Thursday, April 24, 2014
Last updated: 3 days ago

UBC postdoc strikes deal to turn 2,000 academic journals into data mine

Florian Knorn/flickr

UBC has struck a groundbreaking deal with a scholarly journal publisher to allow text-mining, or allowing computer programs to find patterns across broad swaths of research data.

Text-mining helps researchers find patterns across the huge number of research papers published each year, which was previously difficult and tedious to do without the use of computers. For example, a program can be used to search separate pieces of research for related sets of words, allowing researchers to make connections that would not have been possible with previous research tools.

The deal was struck after Heather Piwowar, a UBC postgraduate zoology researcher, tweeted that she was frustrated that she couldn’t text-mine Elsevier’s journals. Elsevier publishes over 250,000 scholarly articles every year in 2,000 journals covering topics in the health, life and social sciences. Piwowar said that not being able to mine data from these publications was hindering her research.

Piwowar was then contacted by Alicia Wise, Elsevier’s director of universal access, and her negotiations led the publisher to allow UBC to text-mine Elsevier’s vast repository of content.

According to Piwowar, allowing researchers to look for trends across multiple studies can be immensely helpful. “[A] certain medicine might work on a certain disease, and no one had thought of that before, but the fact they have common gene patterns or common symptoms is something that might be discovered by this sort of text-mining.”

However, most journal publishers maintain strict control over their content, rarely allowing text-mining.

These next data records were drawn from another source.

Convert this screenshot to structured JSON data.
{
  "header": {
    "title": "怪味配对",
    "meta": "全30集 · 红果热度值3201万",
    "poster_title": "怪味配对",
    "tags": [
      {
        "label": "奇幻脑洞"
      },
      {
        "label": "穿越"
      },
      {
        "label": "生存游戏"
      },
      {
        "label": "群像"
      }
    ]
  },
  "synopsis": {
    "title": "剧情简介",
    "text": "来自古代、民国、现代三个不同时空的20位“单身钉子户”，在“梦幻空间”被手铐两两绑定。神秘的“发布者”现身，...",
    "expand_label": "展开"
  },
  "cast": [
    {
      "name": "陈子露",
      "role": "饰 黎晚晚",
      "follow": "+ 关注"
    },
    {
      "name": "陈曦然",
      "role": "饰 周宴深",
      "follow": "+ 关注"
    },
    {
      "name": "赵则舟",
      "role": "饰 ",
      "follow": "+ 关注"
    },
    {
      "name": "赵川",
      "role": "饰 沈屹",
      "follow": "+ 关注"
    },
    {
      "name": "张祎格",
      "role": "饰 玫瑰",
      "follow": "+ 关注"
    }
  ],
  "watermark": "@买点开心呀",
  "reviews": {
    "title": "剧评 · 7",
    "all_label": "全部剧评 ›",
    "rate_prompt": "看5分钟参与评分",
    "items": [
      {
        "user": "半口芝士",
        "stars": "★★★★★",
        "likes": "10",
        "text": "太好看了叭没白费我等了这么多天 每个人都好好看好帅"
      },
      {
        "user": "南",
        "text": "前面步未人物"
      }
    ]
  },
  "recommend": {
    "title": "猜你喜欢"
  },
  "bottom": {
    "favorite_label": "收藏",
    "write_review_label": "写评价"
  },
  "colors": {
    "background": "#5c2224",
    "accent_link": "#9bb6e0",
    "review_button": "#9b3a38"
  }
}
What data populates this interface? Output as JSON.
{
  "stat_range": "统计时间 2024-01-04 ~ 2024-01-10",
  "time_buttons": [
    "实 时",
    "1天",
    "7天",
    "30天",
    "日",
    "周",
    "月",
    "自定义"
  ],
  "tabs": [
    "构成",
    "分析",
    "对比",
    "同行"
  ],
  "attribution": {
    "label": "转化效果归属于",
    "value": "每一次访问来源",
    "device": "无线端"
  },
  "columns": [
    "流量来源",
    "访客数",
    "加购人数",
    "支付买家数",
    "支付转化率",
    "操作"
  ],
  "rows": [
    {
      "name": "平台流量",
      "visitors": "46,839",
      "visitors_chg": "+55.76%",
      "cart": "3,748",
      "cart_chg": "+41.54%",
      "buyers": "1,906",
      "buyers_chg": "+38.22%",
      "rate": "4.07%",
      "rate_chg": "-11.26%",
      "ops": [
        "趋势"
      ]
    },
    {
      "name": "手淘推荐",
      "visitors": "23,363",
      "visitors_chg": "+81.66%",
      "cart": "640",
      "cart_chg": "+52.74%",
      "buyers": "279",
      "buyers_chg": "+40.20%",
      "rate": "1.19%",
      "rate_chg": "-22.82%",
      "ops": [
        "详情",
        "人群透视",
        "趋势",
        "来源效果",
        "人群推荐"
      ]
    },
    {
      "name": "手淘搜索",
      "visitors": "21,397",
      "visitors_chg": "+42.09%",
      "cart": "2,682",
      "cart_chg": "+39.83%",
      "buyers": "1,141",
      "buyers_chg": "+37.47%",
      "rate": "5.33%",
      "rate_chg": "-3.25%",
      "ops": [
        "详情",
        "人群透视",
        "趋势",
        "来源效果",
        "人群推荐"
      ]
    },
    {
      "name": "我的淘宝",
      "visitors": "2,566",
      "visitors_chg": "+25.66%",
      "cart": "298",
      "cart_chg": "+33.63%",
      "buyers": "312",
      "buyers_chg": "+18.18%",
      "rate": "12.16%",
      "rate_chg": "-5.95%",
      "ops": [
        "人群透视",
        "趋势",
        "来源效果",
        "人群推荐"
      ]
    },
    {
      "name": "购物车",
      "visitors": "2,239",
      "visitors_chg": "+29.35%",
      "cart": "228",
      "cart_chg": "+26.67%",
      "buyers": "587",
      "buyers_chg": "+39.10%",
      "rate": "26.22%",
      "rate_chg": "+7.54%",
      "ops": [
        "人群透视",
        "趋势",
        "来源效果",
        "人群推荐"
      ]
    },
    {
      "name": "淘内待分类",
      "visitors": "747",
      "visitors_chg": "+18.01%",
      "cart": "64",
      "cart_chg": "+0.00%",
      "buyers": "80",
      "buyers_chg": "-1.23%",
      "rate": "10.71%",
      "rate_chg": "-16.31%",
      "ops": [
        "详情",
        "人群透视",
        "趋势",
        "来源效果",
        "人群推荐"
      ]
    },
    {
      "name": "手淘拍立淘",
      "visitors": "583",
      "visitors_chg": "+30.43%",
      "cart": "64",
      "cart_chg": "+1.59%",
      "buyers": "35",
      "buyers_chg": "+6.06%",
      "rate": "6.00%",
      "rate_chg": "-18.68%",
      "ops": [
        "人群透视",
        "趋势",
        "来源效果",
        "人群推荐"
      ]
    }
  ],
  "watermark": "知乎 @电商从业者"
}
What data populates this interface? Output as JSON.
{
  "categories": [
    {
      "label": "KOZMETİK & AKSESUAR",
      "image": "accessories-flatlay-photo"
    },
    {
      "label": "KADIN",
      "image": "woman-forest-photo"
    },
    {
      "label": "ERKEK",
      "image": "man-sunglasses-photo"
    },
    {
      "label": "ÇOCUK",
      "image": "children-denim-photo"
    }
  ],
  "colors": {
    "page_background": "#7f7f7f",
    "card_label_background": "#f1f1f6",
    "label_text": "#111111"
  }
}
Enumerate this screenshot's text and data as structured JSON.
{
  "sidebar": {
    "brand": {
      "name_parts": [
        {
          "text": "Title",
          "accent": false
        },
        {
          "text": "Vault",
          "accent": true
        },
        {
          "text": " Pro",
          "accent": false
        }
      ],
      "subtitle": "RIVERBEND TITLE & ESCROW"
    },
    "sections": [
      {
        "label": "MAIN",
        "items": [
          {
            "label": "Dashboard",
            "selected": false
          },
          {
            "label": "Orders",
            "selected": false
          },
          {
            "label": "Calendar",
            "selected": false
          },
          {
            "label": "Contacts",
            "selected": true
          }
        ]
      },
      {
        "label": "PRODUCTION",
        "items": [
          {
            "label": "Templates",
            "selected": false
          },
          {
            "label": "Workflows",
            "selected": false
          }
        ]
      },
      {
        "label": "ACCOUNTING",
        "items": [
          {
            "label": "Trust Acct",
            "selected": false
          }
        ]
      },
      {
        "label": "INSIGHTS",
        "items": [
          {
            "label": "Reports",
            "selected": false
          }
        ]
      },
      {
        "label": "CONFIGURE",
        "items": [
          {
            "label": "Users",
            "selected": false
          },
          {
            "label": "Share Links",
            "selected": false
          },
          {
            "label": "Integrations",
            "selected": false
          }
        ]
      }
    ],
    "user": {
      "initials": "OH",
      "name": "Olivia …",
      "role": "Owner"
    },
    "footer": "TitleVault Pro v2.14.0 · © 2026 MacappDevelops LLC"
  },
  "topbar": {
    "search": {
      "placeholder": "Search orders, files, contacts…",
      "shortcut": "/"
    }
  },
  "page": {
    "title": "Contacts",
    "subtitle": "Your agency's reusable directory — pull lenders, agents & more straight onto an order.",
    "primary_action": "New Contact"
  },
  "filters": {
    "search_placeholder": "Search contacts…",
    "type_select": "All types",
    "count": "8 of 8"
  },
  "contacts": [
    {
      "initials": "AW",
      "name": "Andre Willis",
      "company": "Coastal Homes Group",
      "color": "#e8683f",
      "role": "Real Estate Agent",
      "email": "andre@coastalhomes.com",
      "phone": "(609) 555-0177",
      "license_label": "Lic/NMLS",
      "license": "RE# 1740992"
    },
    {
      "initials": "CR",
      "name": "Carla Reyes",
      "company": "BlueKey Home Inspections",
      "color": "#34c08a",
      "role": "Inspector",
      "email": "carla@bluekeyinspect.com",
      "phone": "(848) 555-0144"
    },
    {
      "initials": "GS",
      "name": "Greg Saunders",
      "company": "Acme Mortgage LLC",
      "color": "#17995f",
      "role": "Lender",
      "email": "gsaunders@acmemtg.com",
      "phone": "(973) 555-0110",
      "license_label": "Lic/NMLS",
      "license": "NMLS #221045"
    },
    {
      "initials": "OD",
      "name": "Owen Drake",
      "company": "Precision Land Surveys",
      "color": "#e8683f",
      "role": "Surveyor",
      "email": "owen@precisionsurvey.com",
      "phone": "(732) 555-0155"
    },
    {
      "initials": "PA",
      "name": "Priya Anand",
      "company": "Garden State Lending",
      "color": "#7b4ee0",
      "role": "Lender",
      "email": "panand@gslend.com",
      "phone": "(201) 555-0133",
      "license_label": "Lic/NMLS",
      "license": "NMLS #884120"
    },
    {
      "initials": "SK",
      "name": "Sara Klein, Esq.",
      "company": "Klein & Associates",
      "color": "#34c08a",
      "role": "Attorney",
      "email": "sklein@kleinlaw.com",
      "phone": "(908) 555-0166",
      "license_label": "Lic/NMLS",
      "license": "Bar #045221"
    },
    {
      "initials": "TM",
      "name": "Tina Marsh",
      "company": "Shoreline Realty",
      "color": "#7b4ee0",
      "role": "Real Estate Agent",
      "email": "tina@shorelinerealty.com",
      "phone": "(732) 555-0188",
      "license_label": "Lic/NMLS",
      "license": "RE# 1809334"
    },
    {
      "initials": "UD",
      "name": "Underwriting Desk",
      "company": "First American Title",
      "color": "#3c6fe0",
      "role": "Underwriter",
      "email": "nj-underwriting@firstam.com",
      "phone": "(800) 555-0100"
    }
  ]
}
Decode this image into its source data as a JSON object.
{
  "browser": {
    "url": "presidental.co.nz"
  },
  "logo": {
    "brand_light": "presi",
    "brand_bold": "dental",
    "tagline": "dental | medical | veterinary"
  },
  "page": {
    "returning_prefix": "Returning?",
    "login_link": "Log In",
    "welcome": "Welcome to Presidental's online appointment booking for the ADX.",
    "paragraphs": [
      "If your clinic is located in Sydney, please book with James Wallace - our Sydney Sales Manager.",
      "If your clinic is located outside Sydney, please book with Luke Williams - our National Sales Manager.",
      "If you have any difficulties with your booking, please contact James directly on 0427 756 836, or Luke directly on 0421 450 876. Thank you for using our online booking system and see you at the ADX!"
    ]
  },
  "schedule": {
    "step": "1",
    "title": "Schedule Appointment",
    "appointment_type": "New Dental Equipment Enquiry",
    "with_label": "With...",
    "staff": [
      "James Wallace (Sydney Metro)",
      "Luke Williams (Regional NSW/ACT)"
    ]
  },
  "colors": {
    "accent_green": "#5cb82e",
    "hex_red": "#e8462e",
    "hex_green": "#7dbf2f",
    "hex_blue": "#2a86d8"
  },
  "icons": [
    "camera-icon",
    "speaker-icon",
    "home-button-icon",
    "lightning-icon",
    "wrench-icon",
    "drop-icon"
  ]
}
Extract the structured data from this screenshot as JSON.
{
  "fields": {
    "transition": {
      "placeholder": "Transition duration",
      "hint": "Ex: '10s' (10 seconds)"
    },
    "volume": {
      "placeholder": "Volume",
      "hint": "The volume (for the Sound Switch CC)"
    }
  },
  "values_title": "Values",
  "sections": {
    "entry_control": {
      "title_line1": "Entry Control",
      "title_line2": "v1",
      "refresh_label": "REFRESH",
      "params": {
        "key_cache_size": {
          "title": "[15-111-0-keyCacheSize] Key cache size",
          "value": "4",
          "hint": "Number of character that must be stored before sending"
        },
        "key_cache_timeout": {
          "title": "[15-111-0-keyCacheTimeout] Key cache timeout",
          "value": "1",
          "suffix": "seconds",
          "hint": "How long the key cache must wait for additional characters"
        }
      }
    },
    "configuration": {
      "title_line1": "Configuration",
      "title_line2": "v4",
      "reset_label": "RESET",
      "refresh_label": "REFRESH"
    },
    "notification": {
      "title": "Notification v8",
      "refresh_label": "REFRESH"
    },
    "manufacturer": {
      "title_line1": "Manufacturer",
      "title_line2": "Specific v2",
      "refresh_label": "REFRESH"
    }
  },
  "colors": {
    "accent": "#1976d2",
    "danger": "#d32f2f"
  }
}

“Publishers are reluctant to open it up because they want to have control and they want to have money. And allowing other people to mine the articles they publish, they’re afraid they’ll lose both,” Piwowar said.

Wise pointed out that text-mining is a recently developed technique, and as such, Elsevier is still in the process of figuring out how to handle the practice.

Moreover, Wise said there is a lack of communication between the publishers and universities, and sometimes schools don’t know that they already have text-mining access to some publications.

Based on how much UBC pays for its scholarly journal subscriptions, Piwowar said she thought it’s only fair that UBC researchers should be granted free access to their data. UBC currently pays nearly $10 million for its electronic licences, said Allan Bell, director of library digital initiatives at UBC Library.

Piwowar, as well as many others in the academic community, believes that the government is currently paying twice for research, funding initial studies and then paying for access to the published results through publicly funded universities. In Piwowar’s opinion, this is an inefficient system.

But for the growing number of academics pushing for more open access, there are signs that the tide may be turning. A 29,000-signature petition is currently asking U.S. President Barack Obama to allow free access to all publicly funded research produced in the United States. “If the U.S. does this, it will put pressure on the Canadian government to pass similar legislation,” said Piwowar.

“If taxpayers fund research, which they do, then taxpayers ought to be able to read that research without paying again.”